§ **The data**:
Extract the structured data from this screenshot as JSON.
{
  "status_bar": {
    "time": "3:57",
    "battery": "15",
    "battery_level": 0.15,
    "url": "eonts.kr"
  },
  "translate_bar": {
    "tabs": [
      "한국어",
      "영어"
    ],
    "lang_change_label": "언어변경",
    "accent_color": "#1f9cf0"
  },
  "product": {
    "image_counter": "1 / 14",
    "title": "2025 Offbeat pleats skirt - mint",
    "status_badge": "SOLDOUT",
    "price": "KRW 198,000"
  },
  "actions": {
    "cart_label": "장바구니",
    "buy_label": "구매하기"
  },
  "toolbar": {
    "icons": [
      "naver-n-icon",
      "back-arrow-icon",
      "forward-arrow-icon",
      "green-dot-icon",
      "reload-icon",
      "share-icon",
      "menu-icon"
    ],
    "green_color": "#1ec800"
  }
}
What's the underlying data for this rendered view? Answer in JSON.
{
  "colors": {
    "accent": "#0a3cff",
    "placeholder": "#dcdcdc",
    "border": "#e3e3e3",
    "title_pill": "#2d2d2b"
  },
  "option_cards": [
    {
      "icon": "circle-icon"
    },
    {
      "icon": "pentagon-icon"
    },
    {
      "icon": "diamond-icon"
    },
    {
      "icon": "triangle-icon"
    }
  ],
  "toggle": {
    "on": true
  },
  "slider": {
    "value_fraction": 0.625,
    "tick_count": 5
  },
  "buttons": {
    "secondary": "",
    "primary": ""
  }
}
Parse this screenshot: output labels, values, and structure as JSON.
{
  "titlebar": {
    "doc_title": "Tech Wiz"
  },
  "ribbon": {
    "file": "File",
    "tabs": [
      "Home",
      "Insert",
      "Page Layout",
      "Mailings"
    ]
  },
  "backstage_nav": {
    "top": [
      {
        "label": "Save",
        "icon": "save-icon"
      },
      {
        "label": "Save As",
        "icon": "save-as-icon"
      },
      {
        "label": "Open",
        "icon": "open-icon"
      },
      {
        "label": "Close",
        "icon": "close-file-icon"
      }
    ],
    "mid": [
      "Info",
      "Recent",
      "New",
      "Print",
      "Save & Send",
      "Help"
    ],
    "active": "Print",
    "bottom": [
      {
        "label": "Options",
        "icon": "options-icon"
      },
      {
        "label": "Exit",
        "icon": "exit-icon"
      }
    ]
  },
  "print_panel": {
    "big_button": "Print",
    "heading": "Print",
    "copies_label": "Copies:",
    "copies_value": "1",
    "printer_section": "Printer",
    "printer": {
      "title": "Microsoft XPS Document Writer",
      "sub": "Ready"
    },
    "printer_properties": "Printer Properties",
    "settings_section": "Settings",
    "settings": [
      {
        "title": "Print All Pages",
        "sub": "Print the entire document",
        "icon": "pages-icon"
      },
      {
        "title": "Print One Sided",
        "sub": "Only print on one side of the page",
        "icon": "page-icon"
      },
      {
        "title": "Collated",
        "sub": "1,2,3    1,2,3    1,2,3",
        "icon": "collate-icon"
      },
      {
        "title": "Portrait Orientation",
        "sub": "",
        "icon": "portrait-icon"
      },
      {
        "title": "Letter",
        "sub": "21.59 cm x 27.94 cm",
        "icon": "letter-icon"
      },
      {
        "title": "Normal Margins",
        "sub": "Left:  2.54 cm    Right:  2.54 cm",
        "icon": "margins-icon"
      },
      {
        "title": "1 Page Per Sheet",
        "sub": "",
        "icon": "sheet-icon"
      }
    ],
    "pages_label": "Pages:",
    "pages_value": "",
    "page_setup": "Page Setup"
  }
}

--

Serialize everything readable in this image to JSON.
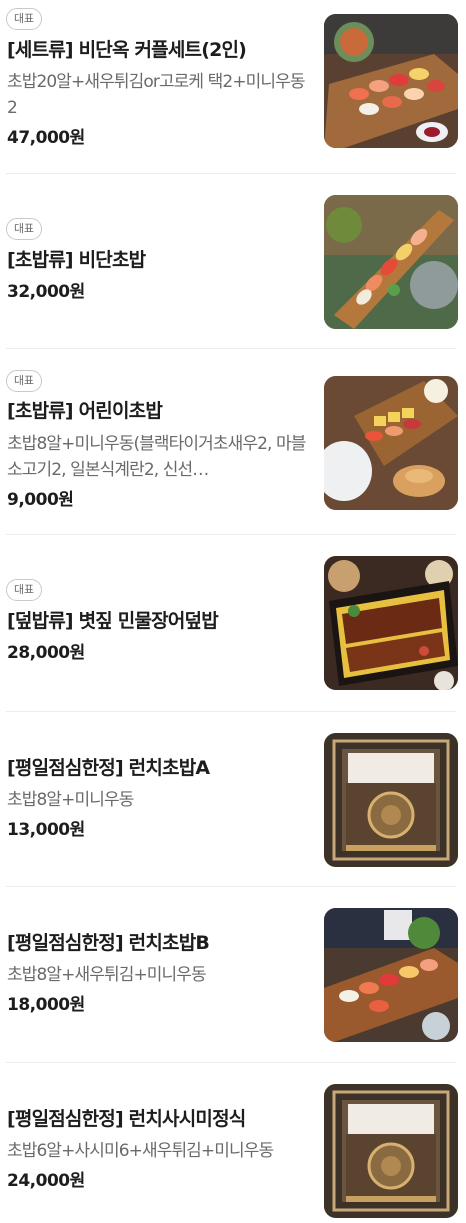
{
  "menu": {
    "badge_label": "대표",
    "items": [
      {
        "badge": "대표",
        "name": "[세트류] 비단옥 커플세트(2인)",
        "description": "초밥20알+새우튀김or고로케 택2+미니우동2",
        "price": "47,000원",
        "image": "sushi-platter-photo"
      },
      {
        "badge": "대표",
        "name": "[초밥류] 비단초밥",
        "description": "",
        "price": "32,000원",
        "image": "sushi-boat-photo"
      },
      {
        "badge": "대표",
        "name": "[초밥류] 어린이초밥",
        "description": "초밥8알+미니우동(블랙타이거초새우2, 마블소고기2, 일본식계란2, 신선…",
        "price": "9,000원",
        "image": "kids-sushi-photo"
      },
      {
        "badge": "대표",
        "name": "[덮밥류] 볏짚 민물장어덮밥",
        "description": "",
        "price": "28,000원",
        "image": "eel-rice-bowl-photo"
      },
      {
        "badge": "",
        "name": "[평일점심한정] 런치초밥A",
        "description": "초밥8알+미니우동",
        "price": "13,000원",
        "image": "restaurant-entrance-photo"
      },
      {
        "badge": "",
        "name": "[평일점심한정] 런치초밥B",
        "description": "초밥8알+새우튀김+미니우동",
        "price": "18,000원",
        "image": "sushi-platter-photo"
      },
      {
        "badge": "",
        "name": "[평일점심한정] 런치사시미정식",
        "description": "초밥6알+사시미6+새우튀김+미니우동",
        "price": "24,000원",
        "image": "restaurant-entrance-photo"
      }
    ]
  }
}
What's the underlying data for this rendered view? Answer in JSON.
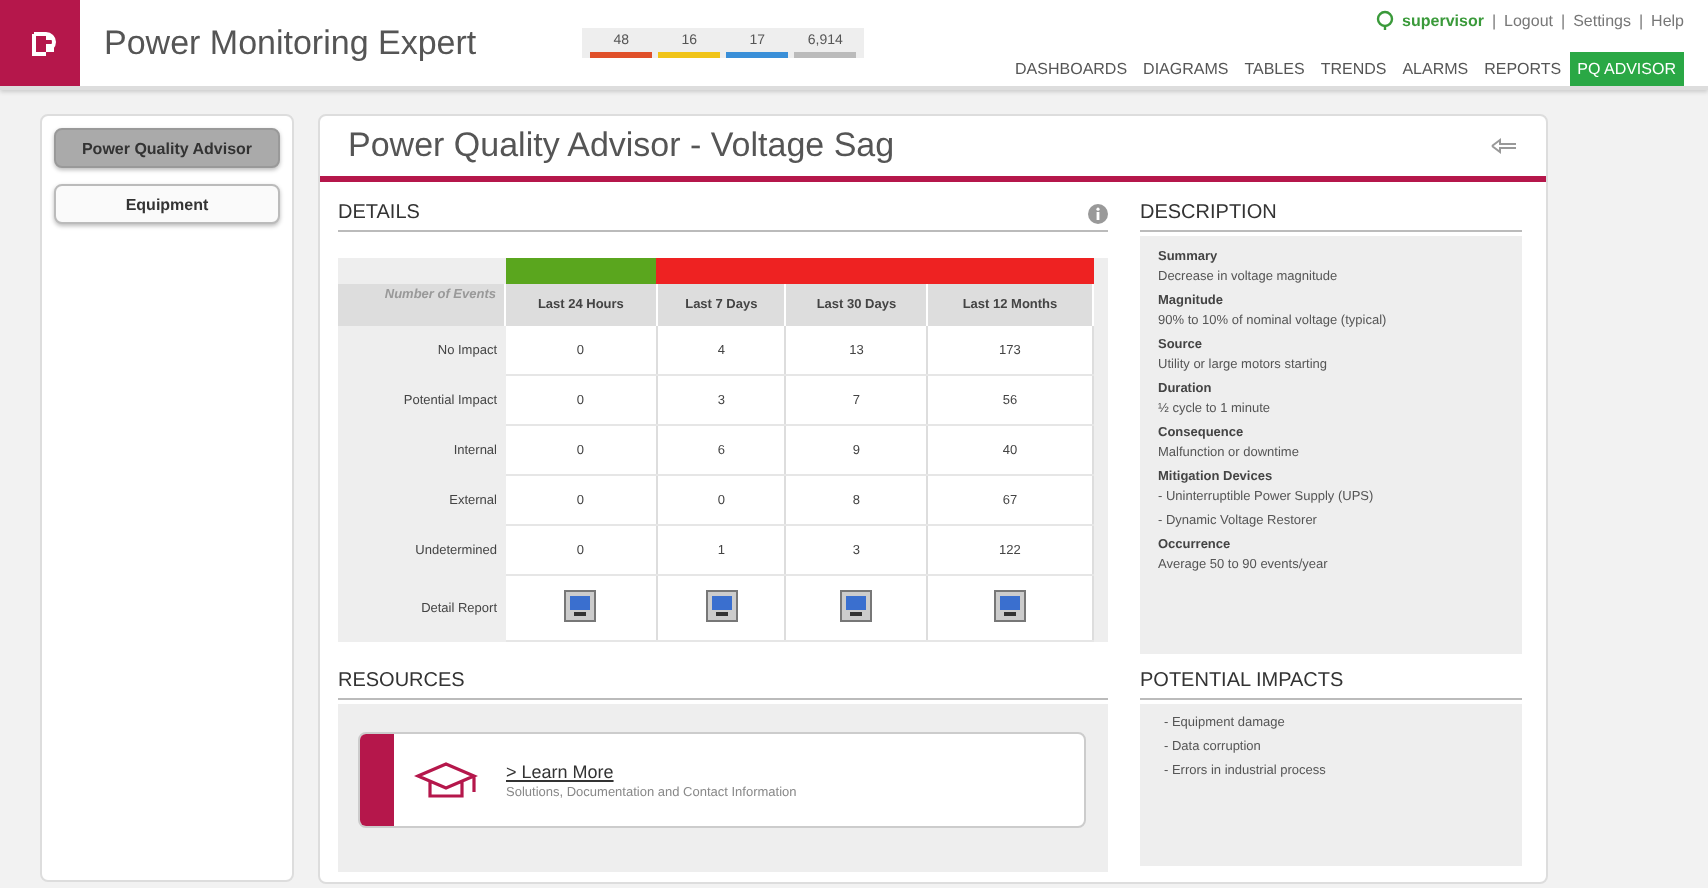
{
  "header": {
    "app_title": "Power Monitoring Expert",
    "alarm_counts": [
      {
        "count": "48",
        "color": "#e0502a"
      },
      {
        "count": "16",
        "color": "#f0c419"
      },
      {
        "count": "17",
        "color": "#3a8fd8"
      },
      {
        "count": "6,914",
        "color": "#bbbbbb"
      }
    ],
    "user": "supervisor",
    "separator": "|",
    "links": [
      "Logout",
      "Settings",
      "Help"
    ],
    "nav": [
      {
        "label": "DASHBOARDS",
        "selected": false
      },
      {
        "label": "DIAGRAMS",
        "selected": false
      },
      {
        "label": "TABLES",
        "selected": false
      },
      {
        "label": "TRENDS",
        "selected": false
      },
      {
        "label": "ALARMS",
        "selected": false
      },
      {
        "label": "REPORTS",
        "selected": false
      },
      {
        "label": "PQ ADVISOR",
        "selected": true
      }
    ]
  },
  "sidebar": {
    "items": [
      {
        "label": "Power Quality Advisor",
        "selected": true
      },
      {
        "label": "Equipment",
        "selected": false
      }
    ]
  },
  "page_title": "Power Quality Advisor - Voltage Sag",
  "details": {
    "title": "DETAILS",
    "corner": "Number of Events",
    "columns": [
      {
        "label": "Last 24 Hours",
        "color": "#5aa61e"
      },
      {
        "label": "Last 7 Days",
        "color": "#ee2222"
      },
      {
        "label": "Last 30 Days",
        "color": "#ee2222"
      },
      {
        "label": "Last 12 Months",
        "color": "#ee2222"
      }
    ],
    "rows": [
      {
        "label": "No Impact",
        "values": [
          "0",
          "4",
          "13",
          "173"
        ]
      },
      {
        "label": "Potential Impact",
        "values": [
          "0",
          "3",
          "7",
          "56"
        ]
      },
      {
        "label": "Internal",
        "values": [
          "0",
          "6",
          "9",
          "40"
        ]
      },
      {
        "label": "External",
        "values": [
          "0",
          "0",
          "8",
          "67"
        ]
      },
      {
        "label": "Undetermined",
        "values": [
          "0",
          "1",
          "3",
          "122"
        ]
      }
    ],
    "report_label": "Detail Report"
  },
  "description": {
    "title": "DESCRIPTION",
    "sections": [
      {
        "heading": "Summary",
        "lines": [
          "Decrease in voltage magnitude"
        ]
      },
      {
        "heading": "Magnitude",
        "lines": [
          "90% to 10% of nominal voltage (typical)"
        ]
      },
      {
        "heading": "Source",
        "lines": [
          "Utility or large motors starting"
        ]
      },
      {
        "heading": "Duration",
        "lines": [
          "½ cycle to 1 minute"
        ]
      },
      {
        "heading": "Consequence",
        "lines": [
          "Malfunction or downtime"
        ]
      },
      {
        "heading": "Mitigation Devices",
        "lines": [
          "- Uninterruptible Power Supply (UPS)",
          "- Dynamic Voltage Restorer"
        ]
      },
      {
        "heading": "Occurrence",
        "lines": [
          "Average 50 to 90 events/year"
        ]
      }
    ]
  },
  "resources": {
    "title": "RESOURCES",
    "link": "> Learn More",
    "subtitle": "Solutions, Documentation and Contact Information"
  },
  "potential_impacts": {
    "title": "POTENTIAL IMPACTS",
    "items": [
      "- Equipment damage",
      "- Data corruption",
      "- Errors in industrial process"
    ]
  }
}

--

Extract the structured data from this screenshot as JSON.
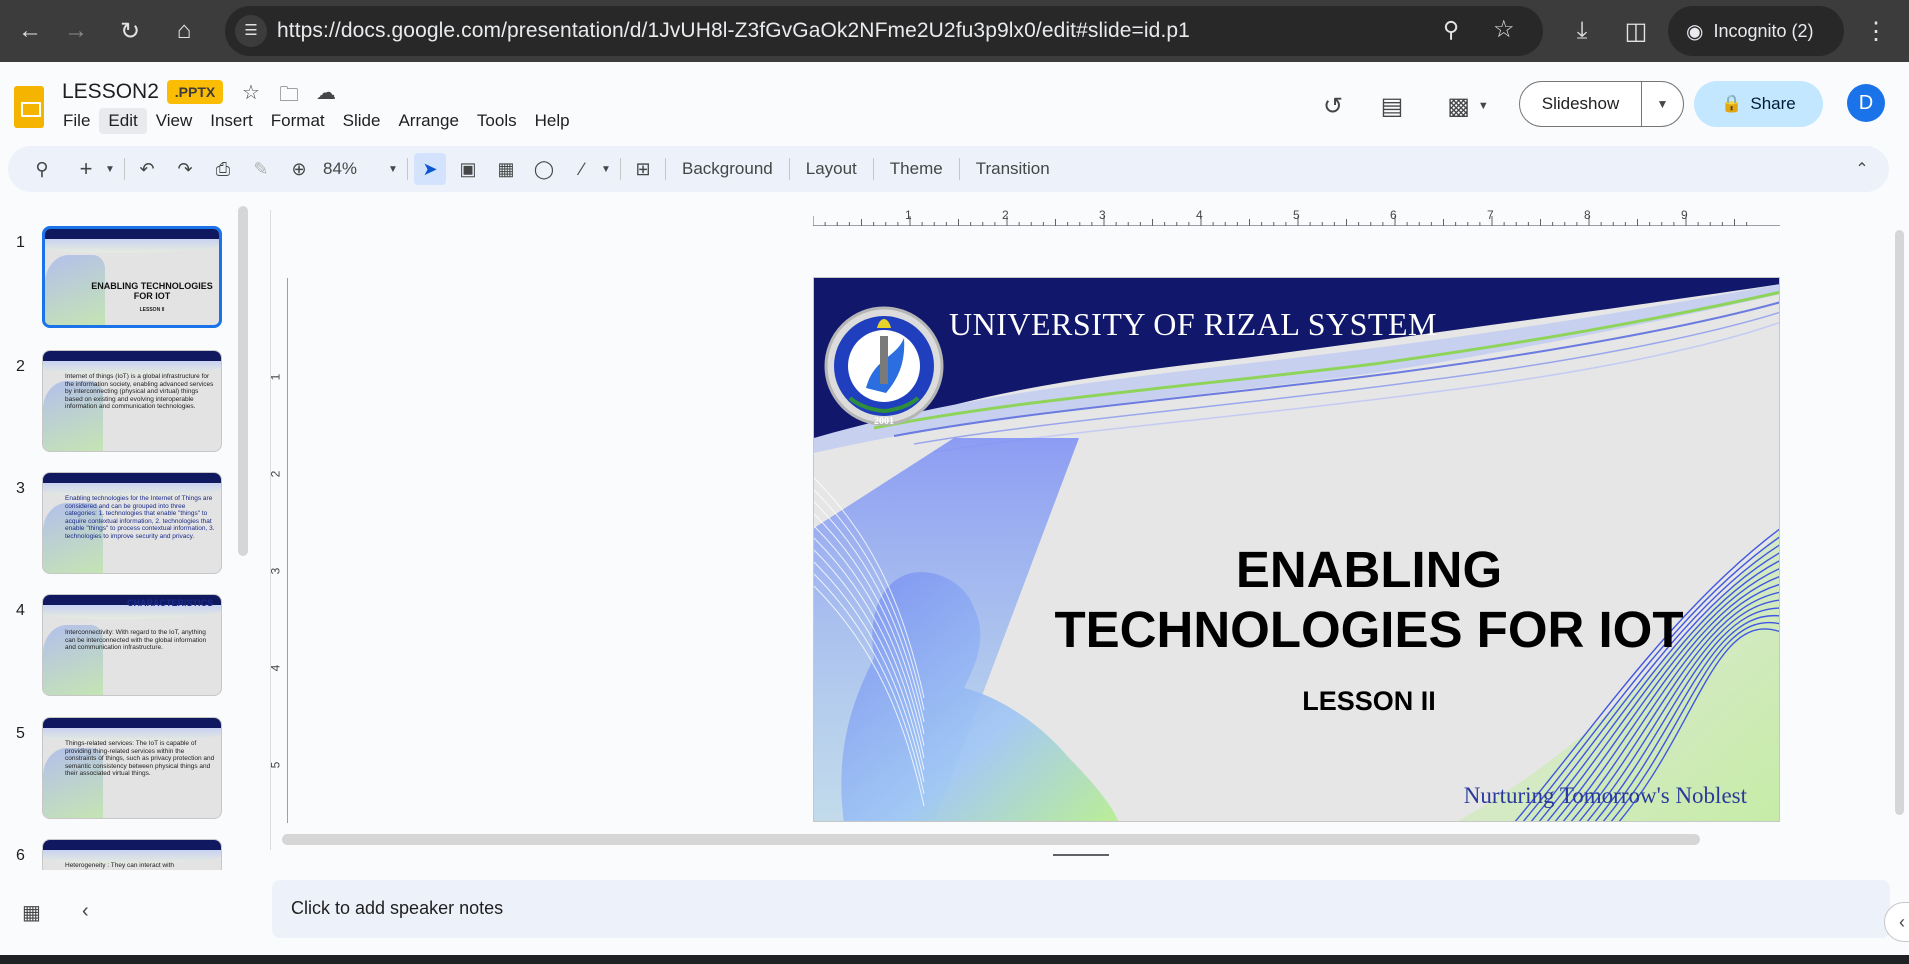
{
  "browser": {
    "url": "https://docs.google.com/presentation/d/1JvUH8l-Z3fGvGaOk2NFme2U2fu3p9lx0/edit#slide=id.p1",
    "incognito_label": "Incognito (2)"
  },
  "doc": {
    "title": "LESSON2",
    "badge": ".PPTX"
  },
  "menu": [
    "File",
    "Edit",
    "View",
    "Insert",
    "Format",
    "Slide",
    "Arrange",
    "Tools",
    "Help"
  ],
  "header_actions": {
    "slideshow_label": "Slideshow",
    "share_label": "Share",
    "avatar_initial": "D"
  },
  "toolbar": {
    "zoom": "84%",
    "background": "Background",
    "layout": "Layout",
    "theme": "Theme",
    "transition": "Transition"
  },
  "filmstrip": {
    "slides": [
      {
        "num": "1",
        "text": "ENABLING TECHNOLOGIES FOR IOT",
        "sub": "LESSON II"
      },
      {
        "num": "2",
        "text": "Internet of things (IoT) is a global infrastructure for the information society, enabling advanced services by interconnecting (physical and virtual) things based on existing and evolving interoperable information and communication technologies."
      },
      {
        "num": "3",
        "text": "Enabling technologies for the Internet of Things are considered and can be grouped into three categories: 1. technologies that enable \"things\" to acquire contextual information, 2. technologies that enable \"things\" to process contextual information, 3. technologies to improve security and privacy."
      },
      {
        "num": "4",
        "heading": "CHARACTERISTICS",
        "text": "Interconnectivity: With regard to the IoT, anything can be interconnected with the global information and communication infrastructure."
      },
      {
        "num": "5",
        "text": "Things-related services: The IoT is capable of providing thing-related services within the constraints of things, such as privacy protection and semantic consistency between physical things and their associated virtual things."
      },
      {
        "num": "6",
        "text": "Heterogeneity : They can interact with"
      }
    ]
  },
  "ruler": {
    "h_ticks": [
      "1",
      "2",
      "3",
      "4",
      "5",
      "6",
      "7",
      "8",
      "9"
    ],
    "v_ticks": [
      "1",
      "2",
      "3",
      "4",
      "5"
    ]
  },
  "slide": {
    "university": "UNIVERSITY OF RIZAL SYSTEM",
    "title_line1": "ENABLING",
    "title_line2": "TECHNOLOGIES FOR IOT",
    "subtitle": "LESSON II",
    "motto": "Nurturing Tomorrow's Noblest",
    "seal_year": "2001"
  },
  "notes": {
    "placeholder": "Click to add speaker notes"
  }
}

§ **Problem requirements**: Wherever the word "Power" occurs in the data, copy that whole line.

§ **Written solution**:
    "app_title": "Power Monitoring Expert",
        "label": "Power Quality Advisor",
  "page_title": "Power Quality Advisor - Voltage Sag",
          "- Uninterruptible Power Supply (UPS)",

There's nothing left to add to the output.